Date of Award
Program or Major
Natural Resources and Environmental Studies
Doctor of Philosophy
Russell G Congalton
Present-day forests provide a wide variety of ecosystem services to the communities that rely on them. At the same time, these environments face routine and substantial disturbances that direct the need for site-specific, timely, and accurate monitoring/management (i.e., precision forestry). Unmanned Aerial Systems (UAS or UAV) and their associated technologies offer a promising tool for conducting such precision forestry. Now, even with only natural color, uncalibrated, UAS imagery, software workflows involving Structure from Motion (SfM) (i.e., digital photogrammetry) modelling and segmentation can be used to characterize the features of individual trees or forest communities. In this research, we tested the effectiveness of UAS-SfM for mapping local scale forest composition, structure, and health. Our first study showed that digital (automated) methods for classifying forest composition that utilized UAS imagery produced a higher overall accuracy than those involving other high-spatial-resolution imagery (7.44% - 16.04%). The second study demonstrated that natural color sensors could provide a highly efficient estimate of individual tree diameter at breast height (dbh) (± 13.15 cm) as well as forest stand basal area, tree density, and stand density. In the final study, we join a growing number of researchers examining precision applications in forest health monitoring. Here, we demonstrate that UAS, equipped with both natural color and multispectral sensors, are more capable of distinguishing forest health classes than freely available high-resolution airborne imagery. For five health classes, these UAS data produced a 14.93% higher overall accuracy in comparison to the airborne imagery. Together, these three chapters present a wholistic approach to enhancing and enriching precision forest management, which remains a critical requirement for effectively managing diverse forested landscapes.

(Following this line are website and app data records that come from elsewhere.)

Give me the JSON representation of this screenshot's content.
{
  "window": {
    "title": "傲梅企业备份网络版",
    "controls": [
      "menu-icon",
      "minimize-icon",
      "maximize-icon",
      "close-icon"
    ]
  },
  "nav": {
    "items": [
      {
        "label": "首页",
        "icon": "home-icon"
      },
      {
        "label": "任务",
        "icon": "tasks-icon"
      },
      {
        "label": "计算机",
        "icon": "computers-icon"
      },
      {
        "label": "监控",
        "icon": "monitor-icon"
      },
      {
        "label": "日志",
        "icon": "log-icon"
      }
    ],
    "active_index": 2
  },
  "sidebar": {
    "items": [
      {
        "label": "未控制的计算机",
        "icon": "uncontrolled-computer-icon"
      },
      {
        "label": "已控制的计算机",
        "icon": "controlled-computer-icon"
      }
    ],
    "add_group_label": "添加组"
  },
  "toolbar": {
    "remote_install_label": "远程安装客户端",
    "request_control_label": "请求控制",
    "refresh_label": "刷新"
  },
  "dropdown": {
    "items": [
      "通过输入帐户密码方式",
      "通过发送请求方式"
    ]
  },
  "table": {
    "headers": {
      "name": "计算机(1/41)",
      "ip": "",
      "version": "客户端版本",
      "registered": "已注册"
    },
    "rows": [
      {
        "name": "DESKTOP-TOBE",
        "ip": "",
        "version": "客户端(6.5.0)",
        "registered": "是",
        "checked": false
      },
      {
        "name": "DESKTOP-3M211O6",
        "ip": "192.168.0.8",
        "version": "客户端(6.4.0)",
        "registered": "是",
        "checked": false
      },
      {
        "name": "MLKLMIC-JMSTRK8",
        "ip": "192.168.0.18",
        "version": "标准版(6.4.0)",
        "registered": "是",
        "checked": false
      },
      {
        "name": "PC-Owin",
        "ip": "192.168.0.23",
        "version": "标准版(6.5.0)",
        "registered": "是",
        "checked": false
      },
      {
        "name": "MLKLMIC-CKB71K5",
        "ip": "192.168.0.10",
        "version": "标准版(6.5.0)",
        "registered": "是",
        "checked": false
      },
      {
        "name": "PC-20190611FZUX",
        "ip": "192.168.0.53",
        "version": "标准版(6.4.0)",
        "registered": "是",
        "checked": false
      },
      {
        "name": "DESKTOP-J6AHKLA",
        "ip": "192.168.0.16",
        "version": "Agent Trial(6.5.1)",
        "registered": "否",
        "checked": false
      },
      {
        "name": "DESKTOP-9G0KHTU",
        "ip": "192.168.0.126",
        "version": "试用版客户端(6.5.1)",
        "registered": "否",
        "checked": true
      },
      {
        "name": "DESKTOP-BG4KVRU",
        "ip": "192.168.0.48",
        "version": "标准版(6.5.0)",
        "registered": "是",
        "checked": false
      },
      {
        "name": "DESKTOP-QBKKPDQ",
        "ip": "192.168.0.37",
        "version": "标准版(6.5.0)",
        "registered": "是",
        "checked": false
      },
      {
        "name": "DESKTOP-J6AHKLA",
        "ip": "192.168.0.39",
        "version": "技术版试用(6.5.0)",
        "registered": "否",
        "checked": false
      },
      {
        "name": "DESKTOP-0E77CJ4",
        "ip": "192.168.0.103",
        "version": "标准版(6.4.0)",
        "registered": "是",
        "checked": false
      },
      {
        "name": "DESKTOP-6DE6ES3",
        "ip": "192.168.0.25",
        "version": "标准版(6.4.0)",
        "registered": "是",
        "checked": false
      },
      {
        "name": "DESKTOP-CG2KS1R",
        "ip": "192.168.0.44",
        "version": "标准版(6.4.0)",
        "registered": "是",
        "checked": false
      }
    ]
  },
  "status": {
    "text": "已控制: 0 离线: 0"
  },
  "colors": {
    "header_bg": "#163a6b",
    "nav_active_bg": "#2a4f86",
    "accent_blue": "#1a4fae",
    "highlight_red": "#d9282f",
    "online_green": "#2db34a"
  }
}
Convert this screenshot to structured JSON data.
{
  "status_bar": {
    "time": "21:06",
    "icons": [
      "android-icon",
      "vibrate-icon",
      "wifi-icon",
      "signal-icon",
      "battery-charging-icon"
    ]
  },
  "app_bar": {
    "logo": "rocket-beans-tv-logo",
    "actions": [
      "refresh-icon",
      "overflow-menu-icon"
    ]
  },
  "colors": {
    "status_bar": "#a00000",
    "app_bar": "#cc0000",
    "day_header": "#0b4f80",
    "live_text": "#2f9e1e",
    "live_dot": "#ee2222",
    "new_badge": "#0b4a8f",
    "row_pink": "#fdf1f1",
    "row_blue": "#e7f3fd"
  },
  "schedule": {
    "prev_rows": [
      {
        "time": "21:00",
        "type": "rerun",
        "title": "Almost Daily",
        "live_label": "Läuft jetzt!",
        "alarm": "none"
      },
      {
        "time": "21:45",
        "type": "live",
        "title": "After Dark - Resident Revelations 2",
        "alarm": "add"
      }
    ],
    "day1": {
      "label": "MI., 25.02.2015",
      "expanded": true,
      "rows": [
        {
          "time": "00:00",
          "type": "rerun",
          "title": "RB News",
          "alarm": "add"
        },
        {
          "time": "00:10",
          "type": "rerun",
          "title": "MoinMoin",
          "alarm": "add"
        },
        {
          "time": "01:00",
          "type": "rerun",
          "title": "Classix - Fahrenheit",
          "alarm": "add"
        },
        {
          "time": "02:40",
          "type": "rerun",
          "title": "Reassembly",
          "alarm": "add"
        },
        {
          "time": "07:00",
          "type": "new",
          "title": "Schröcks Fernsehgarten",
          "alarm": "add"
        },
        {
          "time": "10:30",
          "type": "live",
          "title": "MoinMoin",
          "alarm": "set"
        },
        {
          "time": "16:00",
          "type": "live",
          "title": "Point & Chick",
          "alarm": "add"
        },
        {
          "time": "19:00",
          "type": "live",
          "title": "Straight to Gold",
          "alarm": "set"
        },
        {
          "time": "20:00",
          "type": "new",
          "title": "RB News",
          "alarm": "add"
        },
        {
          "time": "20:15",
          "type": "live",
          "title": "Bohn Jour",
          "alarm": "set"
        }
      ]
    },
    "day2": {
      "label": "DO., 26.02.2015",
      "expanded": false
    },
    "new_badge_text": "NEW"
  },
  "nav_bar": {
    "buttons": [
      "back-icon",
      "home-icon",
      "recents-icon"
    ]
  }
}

Fraser, Benjamin T., "CHARACTERIZING FOREST STANDS USING UNMANNED AERIAL SYSTEMS (UAS) DIGITAL PHOTOGRAMMETRY: ADVANCEMENTS AND CHALLENGES IN MONITORING LOCAL SCALE FOREST COMPOSITION, STRUCTURE, AND HEALTH" (2021). Doctoral Dissertations. 2618.
Available for download on Wednesday, December 01, 2021